If ever a man and a job were meant for each other, it is former Utahn Brent Scowcroft in his new post as President-elect Bush's national security adviser.

No one should know better than Scowcroft what to do in the job, since the retired Air Force general served previously as national security adviser during the Ford administration.Likewise, no one should know better than Scowcroft what not to do, since he served on the Tower commission that investigated operations of the National Security Council in connection with the Iran-Contra scandal.

That means he knows more than just the folly of trying to second-guess the President and of letting the NSC staff get involved in implementing policy instead of being restricted to outlining options and giving advice.

He also knows that in order to be effective, the national security adviser must show he can be trusted, and that this is best accomplished by being scrupulously professional and objective rather than a gung-ho partisan.

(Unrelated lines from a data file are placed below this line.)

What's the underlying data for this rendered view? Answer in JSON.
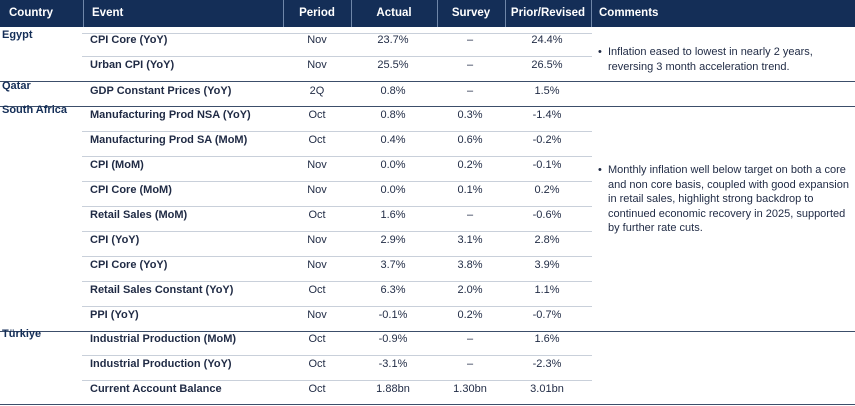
{
  "headers": {
    "country": "Country",
    "event": "Event",
    "period": "Period",
    "actual": "Actual",
    "survey": "Survey",
    "prior": "Prior/Revised",
    "comments": "Comments"
  },
  "rows": [
    {
      "country": "Egypt",
      "event": "CPI Core (YoY)",
      "period": "Nov",
      "actual": "23.7%",
      "survey": "–",
      "prior": "24.4%"
    },
    {
      "country": "",
      "event": "Urban CPI (YoY)",
      "period": "Nov",
      "actual": "25.5%",
      "survey": "–",
      "prior": "26.5%"
    },
    {
      "country": "Qatar",
      "event": "GDP Constant Prices (YoY)",
      "period": "2Q",
      "actual": "0.8%",
      "survey": "–",
      "prior": "1.5%"
    },
    {
      "country": "South Africa",
      "event": "Manufacturing Prod NSA (YoY)",
      "period": "Oct",
      "actual": "0.8%",
      "survey": "0.3%",
      "prior": "-1.4%"
    },
    {
      "country": "",
      "event": "Manufacturing Prod SA (MoM)",
      "period": "Oct",
      "actual": "0.4%",
      "survey": "0.6%",
      "prior": "-0.2%"
    },
    {
      "country": "",
      "event": "CPI (MoM)",
      "period": "Nov",
      "actual": "0.0%",
      "survey": "0.2%",
      "prior": "-0.1%"
    },
    {
      "country": "",
      "event": "CPI Core (MoM)",
      "period": "Nov",
      "actual": "0.0%",
      "survey": "0.1%",
      "prior": "0.2%"
    },
    {
      "country": "",
      "event": "Retail Sales (MoM)",
      "period": "Oct",
      "actual": "1.6%",
      "survey": "–",
      "prior": "-0.6%"
    },
    {
      "country": "",
      "event": "CPI (YoY)",
      "period": "Nov",
      "actual": "2.9%",
      "survey": "3.1%",
      "prior": "2.8%"
    },
    {
      "country": "",
      "event": "CPI Core (YoY)",
      "period": "Nov",
      "actual": "3.7%",
      "survey": "3.8%",
      "prior": "3.9%"
    },
    {
      "country": "",
      "event": "Retail Sales Constant (YoY)",
      "period": "Oct",
      "actual": "6.3%",
      "survey": "2.0%",
      "prior": "1.1%"
    },
    {
      "country": "",
      "event": "PPI (YoY)",
      "period": "Nov",
      "actual": "-0.1%",
      "survey": "0.2%",
      "prior": "-0.7%"
    },
    {
      "country": "Türkiye",
      "event": "Industrial Production (MoM)",
      "period": "Oct",
      "actual": "-0.9%",
      "survey": "–",
      "prior": "1.6%"
    },
    {
      "country": "",
      "event": "Industrial Production (YoY)",
      "period": "Oct",
      "actual": "-3.1%",
      "survey": "–",
      "prior": "-2.3%"
    },
    {
      "country": "",
      "event": "Current Account Balance",
      "period": "Oct",
      "actual": "1.88bn",
      "survey": "1.30bn",
      "prior": "3.01bn"
    }
  ],
  "comments": {
    "egypt": {
      "bullet": "•",
      "text": "Inflation eased to lowest in nearly 2 years, reversing 3 month acceleration trend."
    },
    "south_africa": {
      "bullet": "•",
      "text": "Monthly inflation well below target on both a core and non core basis, coupled with good expansion in retail sales, highlight strong backdrop to continued economic recovery in 2025, supported by further rate cuts."
    }
  },
  "colors": {
    "header_bg": "#142e57",
    "header_text": "#ffffff",
    "country_text": "#142e57",
    "row_divider": "#c9d0da",
    "group_divider": "#3c4e6a"
  }
}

To describe the requirements of the national security job is to describe Brent Scowcroft. A moderate respected by conservatives and liberals alike, he is especially admired for his grasp of complicated national security and foreign policy issues. Though no shrinking violet when it comes to presenting his views, he still has a reputation for being modest and self-effacing.

No wonder he is so effective at developing a consensus. No wonder he also has avoided making enemies despite his having served on a number of panels dealing with controversial areas of national security.

After the Ford administration, Scowcroft served as an arms control adviser to President Carter and on blue-ribbon commissions that studied the MX missile and the problems of U.S. bases in the Philippines.

In short, by getting Scowcroft to return as national security adviser, President-elect Bush bolstered national confidence in his own ability to pick the best people for demanding responsibilities.